On top I would start with the same Outdoor Research Echo LS Tee in small if I was starting today. Despite being incredibly light (102g) it held up well over 1000 miles of the AT so is still functional enough to use. But I don’t love it so will likely keep looking for something light and breathable but with a high UPF.
For my shoes I am currently trialling the popular La Sportiva Ultra Raptor in UK size 9 (736g per pair). They are not as cushioned as my (worn-out) Hoka One One Tor Ultra Low (696g per pair), and therefore not as comfortable, but right now Hoka are not offering a hiking-specific low shoe other than the quite old Tor Summit WP, a pair of which I have owned for a while now. I am keeping an eye on Hoka this year to see if they get back into the low-cut market (in fact they have never once offered a non-waterproof hiking shoe of any type, which really would be ideal and I would buy 3 pairs immediately if they released some!).
For the Sierras I may use the Nortec Trail Micro Crampons (188g) although they may be a little under-powered if 2018 turns out to be a high snow year like this year in which case I could switch to Nortec’s Nordic Micro Crampons (294g) or even the standard-but-heavy Katoohla Microspikes (394g).
And if I slip and fall down icy mountain slopes despite the crampons then to try and avoid, like, dying I will carry an ice axe which specifically may be the Suluk46 TiCa Ice Tool (140g) though the cheaper and easier-to-source Camp Corsa (205g) would be just fine instead.
On the more experimental front I recently purchased a Marmot Graviton 38 backpack to see if it could improve on the Osprey Exos 38/48 which is the current incumbent. On paper it boasts some of the key features of the Exos: trampoline back to help avoid heat exhaustion in the desert, holster-style side pockets for easy (and weightless) water bottle access, a stretch front pocket and a removable quick-access top pocket (“brain” in Osprey parlance).
I have worn the Graviton 38 on several day hikes but have not yet weighed it down with a typical PCT weight to include 5 days of food and 6 litres of water.
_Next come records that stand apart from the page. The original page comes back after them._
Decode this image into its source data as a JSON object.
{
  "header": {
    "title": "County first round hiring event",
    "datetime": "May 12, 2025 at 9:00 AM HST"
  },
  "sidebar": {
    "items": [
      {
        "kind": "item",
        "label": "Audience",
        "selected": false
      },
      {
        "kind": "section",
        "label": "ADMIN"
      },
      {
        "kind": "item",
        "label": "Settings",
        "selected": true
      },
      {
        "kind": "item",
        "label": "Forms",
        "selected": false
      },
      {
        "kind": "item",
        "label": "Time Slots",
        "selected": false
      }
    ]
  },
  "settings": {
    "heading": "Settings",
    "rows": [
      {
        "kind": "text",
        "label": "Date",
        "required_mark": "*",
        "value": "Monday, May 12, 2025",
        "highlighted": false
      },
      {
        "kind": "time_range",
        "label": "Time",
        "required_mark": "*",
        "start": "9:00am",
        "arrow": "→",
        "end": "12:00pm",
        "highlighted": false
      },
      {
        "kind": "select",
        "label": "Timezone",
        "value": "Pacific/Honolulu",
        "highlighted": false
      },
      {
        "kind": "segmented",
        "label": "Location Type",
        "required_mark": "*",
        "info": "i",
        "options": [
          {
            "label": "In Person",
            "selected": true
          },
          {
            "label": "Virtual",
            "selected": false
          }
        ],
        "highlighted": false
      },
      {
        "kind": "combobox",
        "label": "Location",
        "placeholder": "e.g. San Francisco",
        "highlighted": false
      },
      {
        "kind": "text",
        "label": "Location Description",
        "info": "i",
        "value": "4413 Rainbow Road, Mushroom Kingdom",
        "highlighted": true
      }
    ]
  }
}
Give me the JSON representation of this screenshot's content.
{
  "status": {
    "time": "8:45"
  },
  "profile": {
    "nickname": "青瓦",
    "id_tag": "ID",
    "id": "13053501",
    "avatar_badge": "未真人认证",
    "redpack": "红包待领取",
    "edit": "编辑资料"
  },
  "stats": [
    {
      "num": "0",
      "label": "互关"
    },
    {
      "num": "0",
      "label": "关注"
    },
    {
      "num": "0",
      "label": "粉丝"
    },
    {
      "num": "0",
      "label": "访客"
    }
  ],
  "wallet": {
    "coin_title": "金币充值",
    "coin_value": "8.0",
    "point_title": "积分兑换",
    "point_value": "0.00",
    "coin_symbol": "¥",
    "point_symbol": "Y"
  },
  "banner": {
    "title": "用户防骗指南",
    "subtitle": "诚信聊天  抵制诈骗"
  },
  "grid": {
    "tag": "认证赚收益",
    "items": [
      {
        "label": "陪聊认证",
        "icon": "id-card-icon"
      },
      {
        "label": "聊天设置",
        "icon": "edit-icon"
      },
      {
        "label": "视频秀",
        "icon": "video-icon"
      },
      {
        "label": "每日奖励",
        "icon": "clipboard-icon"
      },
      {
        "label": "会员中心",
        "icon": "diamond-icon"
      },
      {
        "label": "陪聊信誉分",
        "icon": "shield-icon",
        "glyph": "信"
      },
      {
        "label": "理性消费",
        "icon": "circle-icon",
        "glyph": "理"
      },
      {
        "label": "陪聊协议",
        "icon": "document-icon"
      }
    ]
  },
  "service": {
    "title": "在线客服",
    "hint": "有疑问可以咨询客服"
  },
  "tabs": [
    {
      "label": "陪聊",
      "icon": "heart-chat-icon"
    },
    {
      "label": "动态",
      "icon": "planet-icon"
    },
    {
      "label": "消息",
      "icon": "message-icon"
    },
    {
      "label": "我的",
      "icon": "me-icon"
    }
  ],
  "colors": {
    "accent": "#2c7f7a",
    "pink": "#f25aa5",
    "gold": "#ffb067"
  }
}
Initial impressions are mixed: the holster cut-outs are way too small to be useful for anything other small 500ml bottles (and even then it’s hard to get them back in especially once the pack is packed); the hipbelt pockets are really excellent – large and easy to access; the pack is completely waterproof (I tested this out in 5 hours of wind-driven rain) at least while the DWR treatment holds up; the lumbar foam padding seems to poke into me a bit but not enough to cause a problem; the front pocket is not all stretchy as 90% of it is solid material and therefore it cannot carry half the gear of the Exos. Finally, I’m not sure the hipbelt is fitting snugly enough to transfer the weight properly but the real test will be with 25lb, not 12. Anyway, it’s nice to try something new out knowing I can go back to the Exos 48 without a worry.
PCT California Gear List (Click here for full list on GearGrams)
PCT Sierras Supplemental Gear List (Click here for full list on GearGrams)
PCT Oregon/Washington Supplemental Gear List (Click here for full list on GearGrams)